Peeled garlic cloves can be placed in oil and kept for up to 4 days in the fridge or several months in the freezer.
Put roasted garlic cloves that have been cooled and peeled in a clean canning jar. Good extra virgin olive oil should be added, covering and enveloping the garlic fully. For up to two weeks, carefully cover with a lid and keep in the refrigerator (no longer.)
To keep fresh garlic on hand, you can store it submerged in olive (or vegetable) oil. Another perk of storing garlic this way is that you can also use garlic-flavored oil for cooking. Just remember to replenish the oil to keep your cloves submerged.
Read also: HOW TO STORE GARLIC PASTE FOR LONGER TIME
Before fresh garlic is available on the market in late spring or early summer, there is a brief period of time when it is virtually impossible to find locally grown garlic.
The only other option is that disgusting chemical concoction that is sold as inexpensive imported Chinese garlic. We used to simply skip garlic during this time once the last clove of locally or homegrown garlic had been consumed for a good few years.
However, the previous year I was more prepared and wise, stocking up on as much locally grown garlic as I could during the fall and winter and canning it in a variety of ways.
Did you know that the family of onions includes garlic? Its Latin name is Allium sativum, and it is a relative of shallots, leeks, and chives. Although it originated in central Asia, it now grows almost everywhere. For almost 7,000 years, garlic has been utilized both as food and medicine.
WHAT YOU REQUIRE
Extra virgin olive oil or canola oil, cheesecloth, or a coffee filter, garlic, an airtight storage container, and paprika (optional).
To simplify the process, start with peeled garlic cloves. You can also use unpeeled garlic, but it will take a little longer to prepare. Place garlic in a clean and dry airtight storage container. Fill the container with enough oil to completely cover the garlic cloves. For a 1-pint (470 ml) jar of garlic, you will need about 1 cup (240 ml) of oil. Add paprika for color, if desired.
Read also: HOW LONG DOES GARLIC LAST IN FRIDGE
The process is simple. Start by peeling the garlic cloves and then gently crushing them. You can do this with a mortar and pestle, or by using the flat side of a knife to press down on the cloves. Next, heat up your oil of choice in a small saucepan over low heat.

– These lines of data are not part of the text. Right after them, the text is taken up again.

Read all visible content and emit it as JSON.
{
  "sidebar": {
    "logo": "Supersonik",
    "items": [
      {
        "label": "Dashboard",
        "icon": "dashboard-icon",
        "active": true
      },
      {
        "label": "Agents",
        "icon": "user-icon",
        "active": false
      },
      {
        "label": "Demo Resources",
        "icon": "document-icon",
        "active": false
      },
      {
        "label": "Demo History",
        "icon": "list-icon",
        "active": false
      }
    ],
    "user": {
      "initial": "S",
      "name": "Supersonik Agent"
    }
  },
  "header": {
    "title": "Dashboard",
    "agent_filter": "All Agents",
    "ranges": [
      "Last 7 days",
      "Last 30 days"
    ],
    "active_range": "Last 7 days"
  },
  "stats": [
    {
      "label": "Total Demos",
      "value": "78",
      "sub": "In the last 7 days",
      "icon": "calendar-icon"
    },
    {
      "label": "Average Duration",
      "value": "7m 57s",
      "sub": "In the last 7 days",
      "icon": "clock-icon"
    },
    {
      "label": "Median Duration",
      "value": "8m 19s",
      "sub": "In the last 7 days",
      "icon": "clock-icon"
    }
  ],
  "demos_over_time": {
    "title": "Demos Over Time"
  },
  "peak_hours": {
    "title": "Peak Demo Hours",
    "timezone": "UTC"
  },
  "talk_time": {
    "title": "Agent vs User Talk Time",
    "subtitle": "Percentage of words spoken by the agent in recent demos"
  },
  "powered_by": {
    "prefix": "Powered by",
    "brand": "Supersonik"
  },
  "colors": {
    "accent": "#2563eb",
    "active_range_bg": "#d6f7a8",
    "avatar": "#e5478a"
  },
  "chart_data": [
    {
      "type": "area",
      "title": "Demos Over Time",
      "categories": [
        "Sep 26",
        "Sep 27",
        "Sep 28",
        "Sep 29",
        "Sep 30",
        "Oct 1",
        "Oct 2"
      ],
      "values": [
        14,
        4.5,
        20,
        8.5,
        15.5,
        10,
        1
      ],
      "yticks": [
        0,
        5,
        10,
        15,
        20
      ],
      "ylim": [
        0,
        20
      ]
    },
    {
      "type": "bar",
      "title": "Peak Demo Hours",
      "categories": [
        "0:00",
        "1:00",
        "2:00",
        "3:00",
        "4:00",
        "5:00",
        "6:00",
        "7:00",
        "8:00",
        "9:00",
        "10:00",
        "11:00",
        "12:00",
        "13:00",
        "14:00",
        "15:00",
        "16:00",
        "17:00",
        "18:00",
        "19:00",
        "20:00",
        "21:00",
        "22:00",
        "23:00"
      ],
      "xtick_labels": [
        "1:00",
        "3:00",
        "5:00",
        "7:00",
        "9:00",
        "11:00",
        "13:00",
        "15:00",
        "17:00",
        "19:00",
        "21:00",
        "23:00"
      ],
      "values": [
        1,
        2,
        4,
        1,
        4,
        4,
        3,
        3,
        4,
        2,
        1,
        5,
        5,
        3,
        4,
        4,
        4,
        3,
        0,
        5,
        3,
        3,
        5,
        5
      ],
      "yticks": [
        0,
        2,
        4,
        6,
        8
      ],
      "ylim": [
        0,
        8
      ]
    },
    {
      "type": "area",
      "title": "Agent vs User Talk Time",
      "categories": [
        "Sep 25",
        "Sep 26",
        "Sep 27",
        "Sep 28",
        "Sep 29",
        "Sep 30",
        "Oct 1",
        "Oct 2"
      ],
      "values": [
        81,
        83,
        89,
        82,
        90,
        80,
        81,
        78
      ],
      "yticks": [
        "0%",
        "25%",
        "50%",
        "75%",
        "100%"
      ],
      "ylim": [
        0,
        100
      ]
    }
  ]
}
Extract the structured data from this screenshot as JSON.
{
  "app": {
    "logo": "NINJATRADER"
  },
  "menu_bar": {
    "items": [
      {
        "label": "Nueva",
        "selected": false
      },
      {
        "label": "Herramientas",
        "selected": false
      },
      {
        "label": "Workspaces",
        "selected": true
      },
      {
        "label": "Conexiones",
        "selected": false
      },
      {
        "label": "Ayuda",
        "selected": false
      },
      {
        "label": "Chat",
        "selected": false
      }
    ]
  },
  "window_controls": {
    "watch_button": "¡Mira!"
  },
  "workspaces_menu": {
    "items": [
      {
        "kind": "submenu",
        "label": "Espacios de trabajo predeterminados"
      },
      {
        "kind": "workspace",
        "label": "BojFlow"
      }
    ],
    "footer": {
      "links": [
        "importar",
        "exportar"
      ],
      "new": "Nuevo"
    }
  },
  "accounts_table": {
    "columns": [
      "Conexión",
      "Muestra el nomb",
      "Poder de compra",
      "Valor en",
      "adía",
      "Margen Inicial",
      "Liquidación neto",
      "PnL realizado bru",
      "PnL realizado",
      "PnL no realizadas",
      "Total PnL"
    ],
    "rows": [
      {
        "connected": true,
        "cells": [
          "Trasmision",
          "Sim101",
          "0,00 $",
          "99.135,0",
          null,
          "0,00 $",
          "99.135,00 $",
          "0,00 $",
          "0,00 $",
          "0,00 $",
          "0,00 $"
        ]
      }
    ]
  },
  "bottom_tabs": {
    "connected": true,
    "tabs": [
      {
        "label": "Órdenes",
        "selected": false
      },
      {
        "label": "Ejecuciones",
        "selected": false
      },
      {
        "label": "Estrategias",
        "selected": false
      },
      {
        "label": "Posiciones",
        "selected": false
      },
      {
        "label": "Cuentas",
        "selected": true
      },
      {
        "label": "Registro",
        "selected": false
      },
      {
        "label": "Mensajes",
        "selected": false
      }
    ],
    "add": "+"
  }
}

Start with peeled garlic cloves to make the procedure simpler. You can also use garlic that hasn’t been peeled, but it will take a bit more time to make. Garlic should be stored in an airtight container that is clean and dry.
Oil should thoroughly cover the garlic cloves in the container. You will use roughly 1 cup (240 ml) of oil for a 1-pint (470 ml) container of garlic. If desired, add paprika for color.
The procedure is easy. The garlic cloves should first be peeled before being lightly crushed. Alternatively, you can push down on the cloves using the flat edge of a knife or a mortar and pestle. The next step is to warm up your preferred oil in a small pot over low heat.
Read also: DOES MINCED GARLIC GO BAD? – ANSWERED
Gently swirl the garlic into the oil after adding it, coating each clove with the mixture. After a few minutes of simmering, take the mixture from the heat and allow it cool. The garlic and oil should be transferred to a clean glass jar once they have cooled and kept in the refrigerator for up to two months.
- Start with high-quality olive oil to preserve the integrity of your garlic-infused oil.
- Be careful not to add too much garlic to the oil; doing so can turn the oil harsh.
- Garlic-infused oil should be kept in a cool, dark area.
- If you see any mold forming on the oil’s surface, throw it away right away.
Following these guidelines will help the garlic stay fresh for as long as possible:
- Keep the garlic in a chilly, dark location.
- Store the garlic in a dry place with plenty of airflows.
- Garlic shouldn’t be washed before being stored.
- Clean the garlic of any dirt or debris before putting it away.
Garlic should be placed in an airtight container and kept at room temperature in the oil.